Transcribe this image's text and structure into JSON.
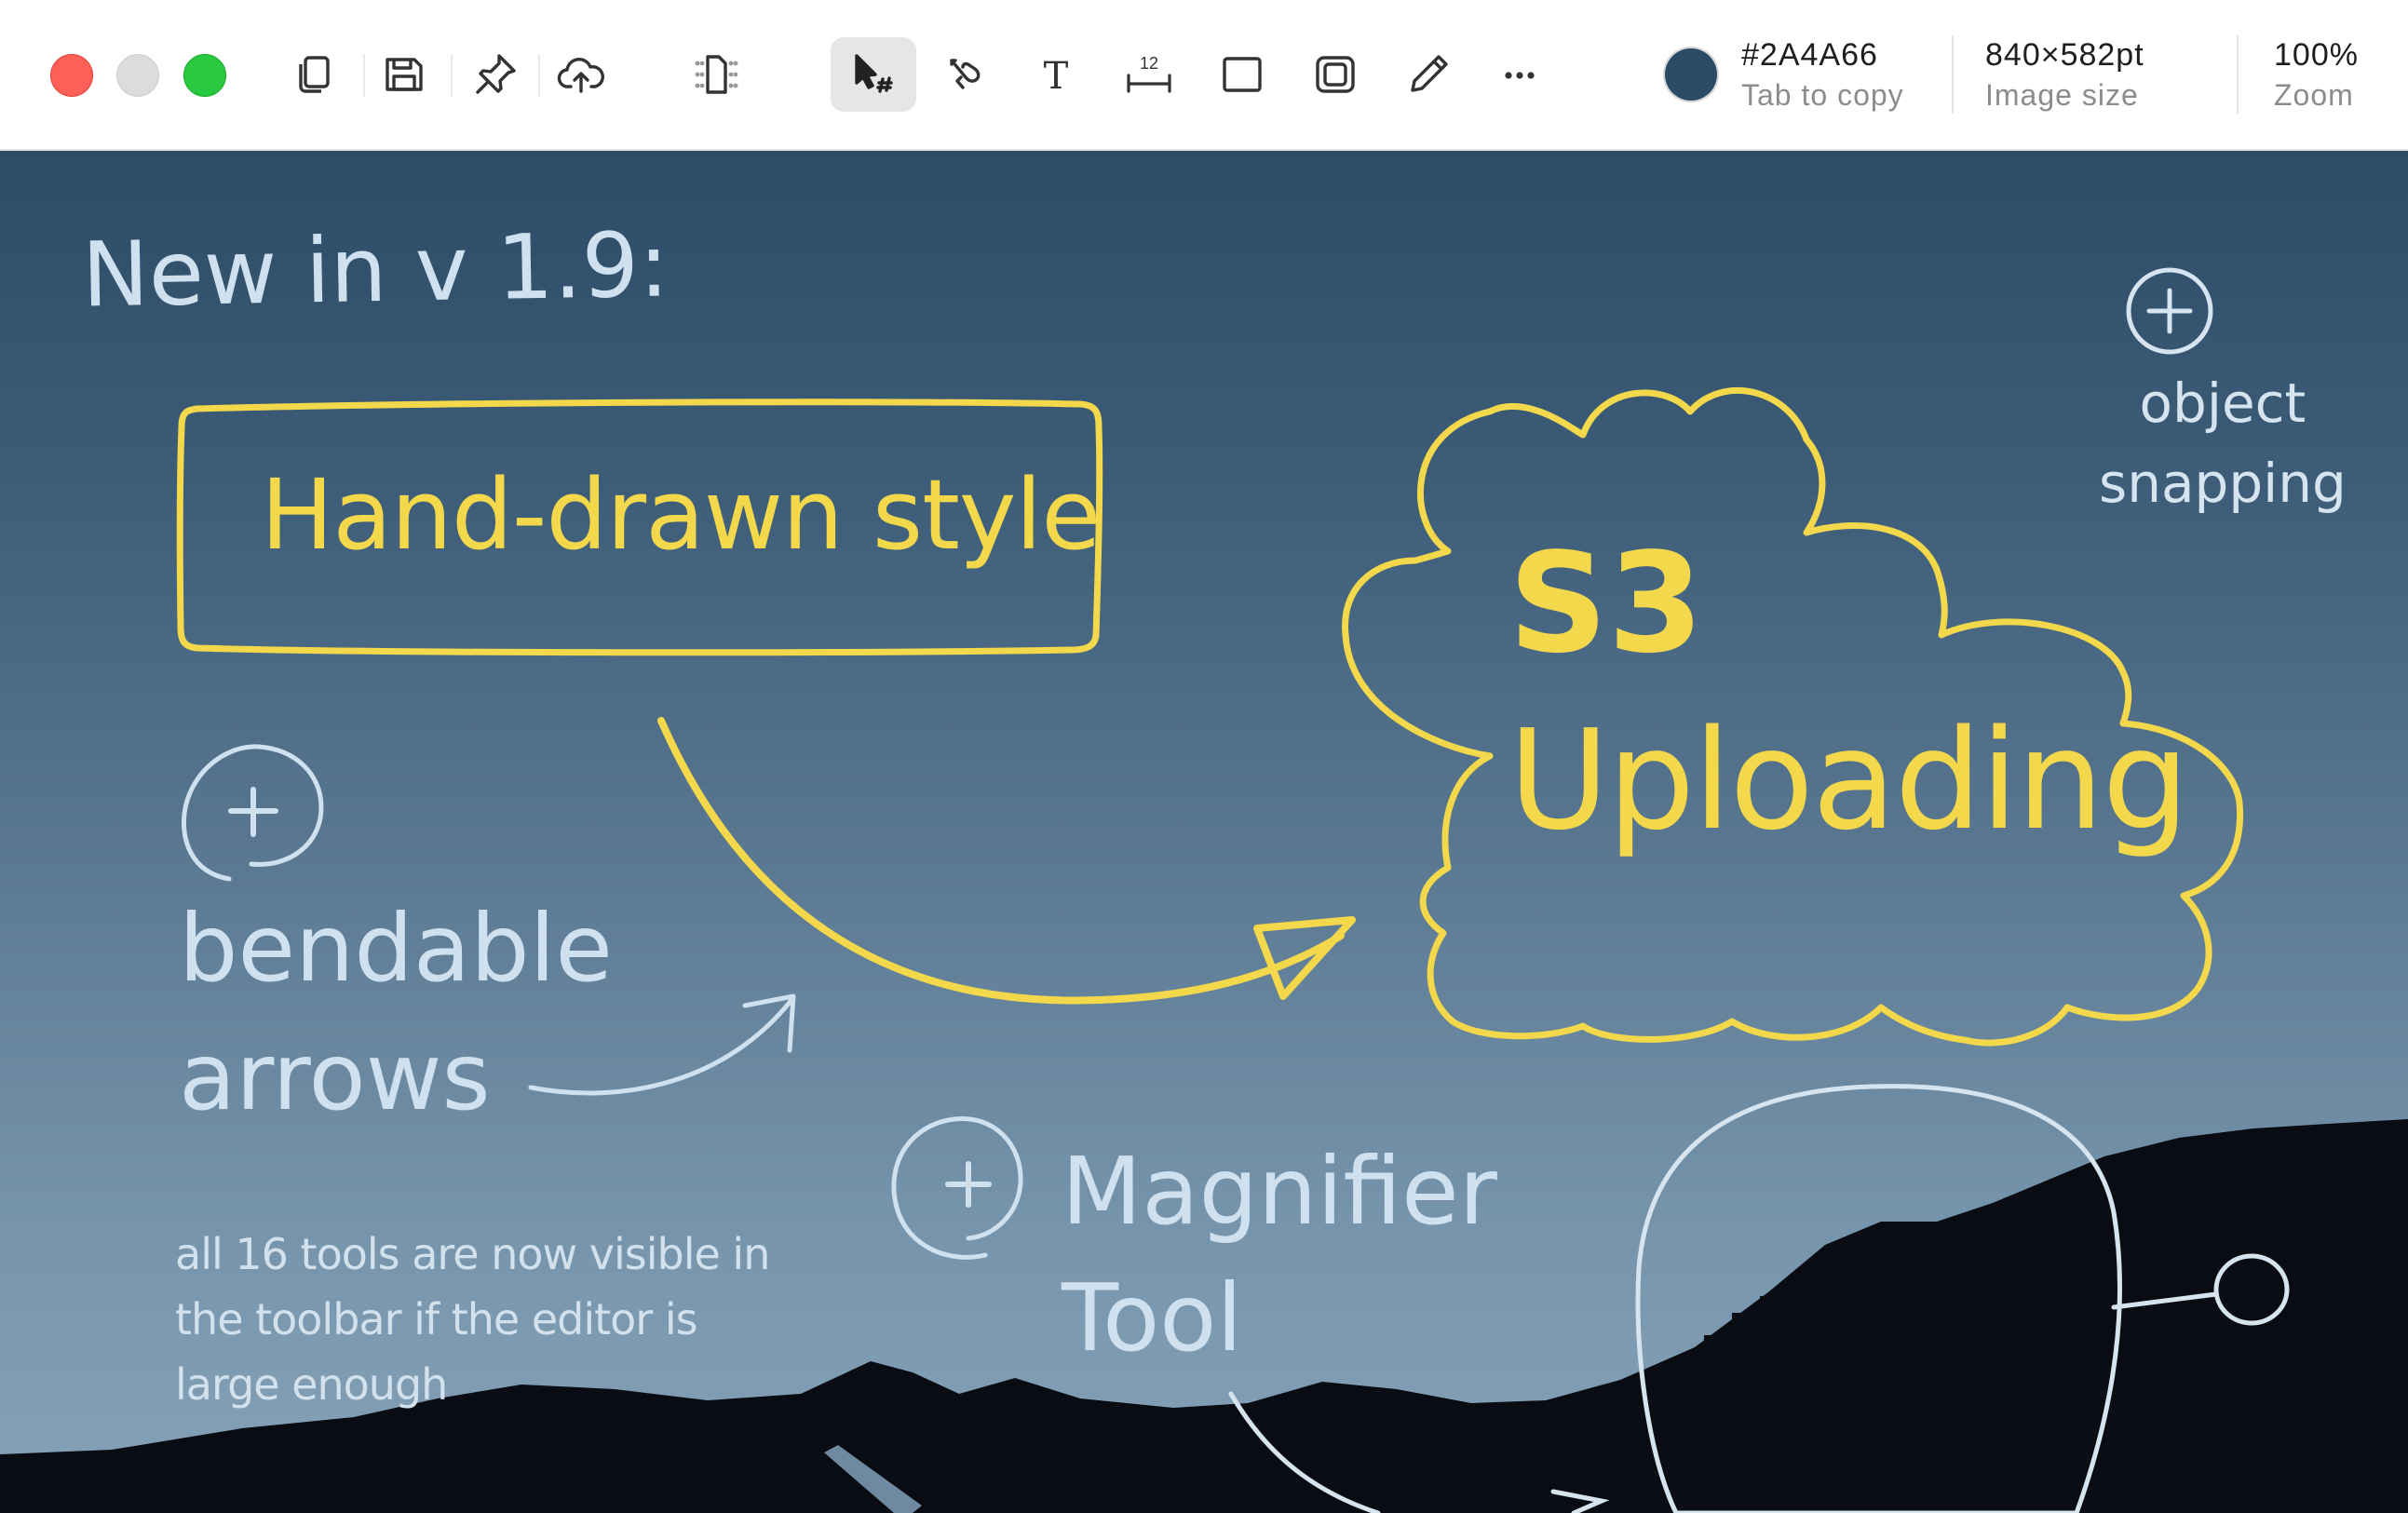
{
  "window": {
    "traffic_lights": [
      "close",
      "minimize-disabled",
      "zoom"
    ]
  },
  "toolbar": {
    "file_tools": [
      {
        "name": "copy-icon"
      },
      {
        "name": "save-icon"
      },
      {
        "name": "pin-icon"
      },
      {
        "name": "cloud-upload-icon"
      },
      {
        "name": "canvas-size-icon"
      }
    ],
    "tools": [
      {
        "name": "select-arrow-icon",
        "active": true
      },
      {
        "name": "hand-arrow-icon"
      },
      {
        "name": "text-icon",
        "glyph": "T"
      },
      {
        "name": "measure-icon",
        "glyph": "12"
      },
      {
        "name": "rectangle-icon"
      },
      {
        "name": "blur-icon"
      },
      {
        "name": "pencil-icon"
      },
      {
        "name": "more-icon",
        "glyph": "···"
      }
    ],
    "color": {
      "value": "#2A4A66",
      "label": "Tab to copy"
    },
    "size": {
      "value": "840×582pt",
      "label": "Image size"
    },
    "zoom": {
      "value": "100%",
      "label": "Zoom"
    }
  },
  "canvas": {
    "title": "New in v 1.9:",
    "hand_drawn": "Hand-drawn style",
    "s3": "S3",
    "uploading": "Uploading",
    "snapping_1": "object",
    "snapping_2": "snapping",
    "bendable_1": "bendable",
    "bendable_2": "arrows",
    "magnifier_1": "Magnifier",
    "magnifier_2": "Tool",
    "note_1": "all 16 tools are now visible in",
    "note_2": "the toolbar if the editor is",
    "note_3": "large enough",
    "colors": {
      "accent": "#F2D84A",
      "chalk": "#CFE0EE",
      "background_top": "#2C4B67",
      "background_bottom": "#86A2B8"
    }
  }
}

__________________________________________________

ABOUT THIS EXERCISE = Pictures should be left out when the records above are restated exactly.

WRITTEN SOLUTION =
Transcribe this image's text and structure into JSON.
{
  "window": {
    "traffic_lights": [
      "close",
      "minimize-disabled",
      "zoom"
    ]
  },
  "toolbar": {
    "file_tools": [
      {
        "name": "copy-icon"
      },
      {
        "name": "save-icon"
      },
      {
        "name": "pin-icon"
      },
      {
        "name": "cloud-upload-icon"
      },
      {
        "name": "canvas-size-icon"
      }
    ],
    "tools": [
      {
        "name": "select-arrow-icon",
        "active": true
      },
      {
        "name": "hand-arrow-icon"
      },
      {
        "name": "text-icon",
        "glyph": "T"
      },
      {
        "name": "measure-icon",
        "glyph": "12"
      },
      {
        "name": "rectangle-icon"
      },
      {
        "name": "blur-icon"
      },
      {
        "name": "pencil-icon"
      },
      {
        "name": "more-icon",
        "glyph": "···"
      }
    ],
    "color": {
      "value": "#2A4A66",
      "label": "Tab to copy"
    },
    "size": {
      "value": "840×582pt",
      "label": "Image size"
    },
    "zoom": {
      "value": "100%",
      "label": "Zoom"
    }
  },
  "canvas": {
    "title": "New in v 1.9:",
    "hand_drawn": "Hand-drawn style",
    "s3": "S3",
    "uploading": "Uploading",
    "snapping_1": "object",
    "snapping_2": "snapping",
    "bendable_1": "bendable",
    "bendable_2": "arrows",
    "magnifier_1": "Magnifier",
    "magnifier_2": "Tool",
    "note_1": "all 16 tools are now visible in",
    "note_2": "the toolbar if the editor is",
    "note_3": "large enough",
    "colors": {
      "accent": "#F2D84A",
      "chalk": "#CFE0EE",
      "background_top": "#2C4B67",
      "background_bottom": "#86A2B8"
    }
  }
}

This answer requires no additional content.